> BRIEF: Each line that includes the word "operator" should be copied from the records.

> DATA RECORDS:
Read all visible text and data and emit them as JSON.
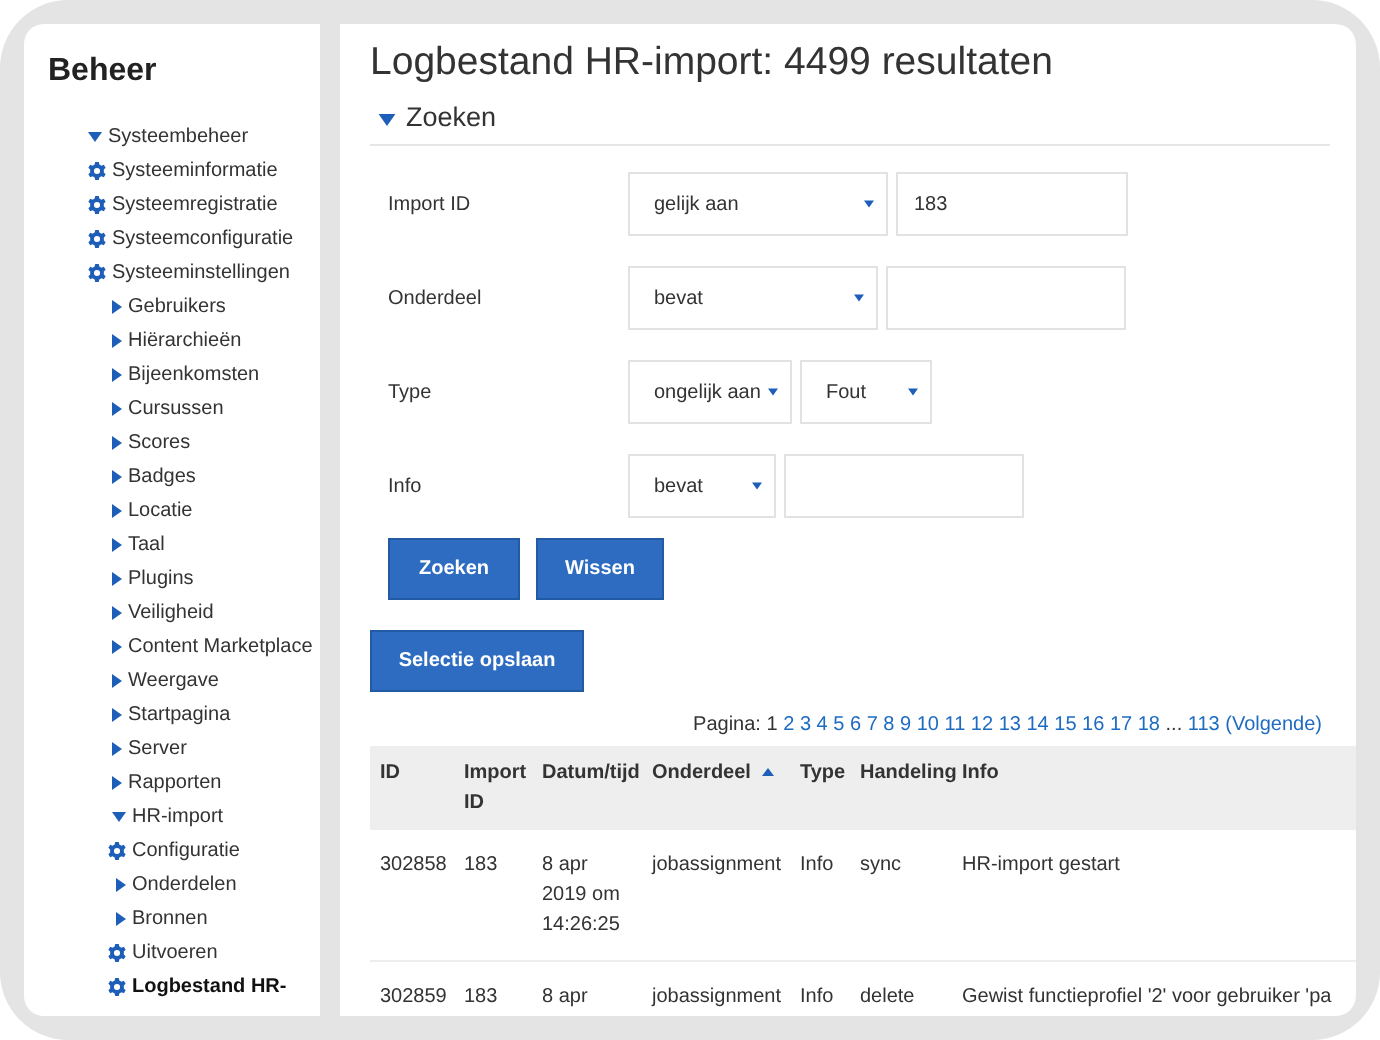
{
  "sidebar": {
    "title": "Beheer",
    "tree": [
      {
        "label": "Systeembeheer",
        "kind": "folder",
        "expanded": true,
        "selected": false,
        "children": [
          {
            "label": "Systeeminformatie",
            "kind": "leaf",
            "selected": false
          },
          {
            "label": "Systeemregistratie",
            "kind": "leaf",
            "selected": false
          },
          {
            "label": "Systeemconfiguratie",
            "kind": "leaf",
            "selected": false
          },
          {
            "label": "Systeeminstellingen",
            "kind": "leaf",
            "selected": false
          },
          {
            "label": "Gebruikers",
            "kind": "folder",
            "expanded": false,
            "selected": false
          },
          {
            "label": "Hiërarchieën",
            "kind": "folder",
            "expanded": false,
            "selected": false
          },
          {
            "label": "Bijeenkomsten",
            "kind": "folder",
            "expanded": false,
            "selected": false
          },
          {
            "label": "Cursussen",
            "kind": "folder",
            "expanded": false,
            "selected": false
          },
          {
            "label": "Scores",
            "kind": "folder",
            "expanded": false,
            "selected": false
          },
          {
            "label": "Badges",
            "kind": "folder",
            "expanded": false,
            "selected": false
          },
          {
            "label": "Locatie",
            "kind": "folder",
            "expanded": false,
            "selected": false
          },
          {
            "label": "Taal",
            "kind": "folder",
            "expanded": false,
            "selected": false
          },
          {
            "label": "Plugins",
            "kind": "folder",
            "expanded": false,
            "selected": false
          },
          {
            "label": "Veiligheid",
            "kind": "folder",
            "expanded": false,
            "selected": false
          },
          {
            "label": "Content Marketplace",
            "kind": "folder",
            "expanded": false,
            "selected": false
          },
          {
            "label": "Weergave",
            "kind": "folder",
            "expanded": false,
            "selected": false
          },
          {
            "label": "Startpagina",
            "kind": "folder",
            "expanded": false,
            "selected": false
          },
          {
            "label": "Server",
            "kind": "folder",
            "expanded": false,
            "selected": false
          },
          {
            "label": "Rapporten",
            "kind": "folder",
            "expanded": false,
            "selected": false
          },
          {
            "label": "HR-import",
            "kind": "folder",
            "expanded": true,
            "selected": false,
            "children": [
              {
                "label": "Configuratie",
                "kind": "leaf",
                "selected": false
              },
              {
                "label": "Onderdelen",
                "kind": "folder",
                "expanded": false,
                "selected": false
              },
              {
                "label": "Bronnen",
                "kind": "folder",
                "expanded": false,
                "selected": false
              },
              {
                "label": "Uitvoeren",
                "kind": "leaf",
                "selected": false
              },
              {
                "label": "Logbestand HR-",
                "kind": "leaf",
                "selected": true
              }
            ]
          }
        ]
      }
    ]
  },
  "page": {
    "title": "Logbestand HR-import: 4499 resultaten"
  },
  "search": {
    "heading": "Zoeken",
    "expanded": true,
    "filters": [
      {
        "label": "Import ID",
        "kind": "text",
        "operator": "gelijk aan",
        "value": "183"
      },
      {
        "label": "Onderdeel",
        "kind": "text",
        "operator": "bevat"
      },
      {
        "label": "Type",
        "kind": "select",
        "operator": "ongelijk aan",
        "value": "Fout"
      },
      {
        "label": "Info",
        "kind": "text",
        "operator": "bevat"
      }
    ],
    "buttons": [
      "Zoeken",
      "Wissen"
    ]
  },
  "save_button": "Selectie opslaan",
  "pagination": {
    "label": "Pagina:",
    "pages": [
      {
        "text": "1",
        "selected": true
      },
      {
        "text": "2",
        "selected": false
      },
      {
        "text": "3",
        "selected": false
      },
      {
        "text": "4",
        "selected": false
      },
      {
        "text": "5",
        "selected": false
      },
      {
        "text": "6",
        "selected": false
      },
      {
        "text": "7",
        "selected": false
      },
      {
        "text": "8",
        "selected": false
      },
      {
        "text": "9",
        "selected": false
      },
      {
        "text": "10",
        "selected": false
      },
      {
        "text": "11",
        "selected": false
      },
      {
        "text": "12",
        "selected": false
      },
      {
        "text": "13",
        "selected": false
      },
      {
        "text": "14",
        "selected": false
      },
      {
        "text": "15",
        "selected": false
      },
      {
        "text": "16",
        "selected": false
      },
      {
        "text": "17",
        "selected": false
      },
      {
        "text": "18",
        "selected": false
      }
    ],
    "ellipsis": "...",
    "last": "113",
    "next": "(Volgende)"
  },
  "table": {
    "columns": [
      {
        "label": "ID",
        "sorted": false
      },
      {
        "label": "Import ID",
        "sorted": false
      },
      {
        "label": "Datum/tijd",
        "sorted": false
      },
      {
        "label": "Onderdeel",
        "sorted": true
      },
      {
        "label": "Type",
        "sorted": false
      },
      {
        "label": "Handeling",
        "sorted": false
      },
      {
        "label": "Info",
        "sorted": false
      }
    ],
    "rows": [
      [
        "302858",
        "183",
        "8 apr 2019 om 14:26:25",
        "jobassignment",
        "Info",
        "sync",
        "HR-import gestart"
      ],
      [
        "302859",
        "183",
        "8 apr",
        "jobassignment",
        "Info",
        "delete",
        "Gewist functieprofiel '2' voor gebruiker 'pa"
      ]
    ]
  }
}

> ANSWER SECTION:
        "operator": "gelijk aan",
        "operator": "bevat"
        "operator": "ongelijk aan",
        "operator": "bevat"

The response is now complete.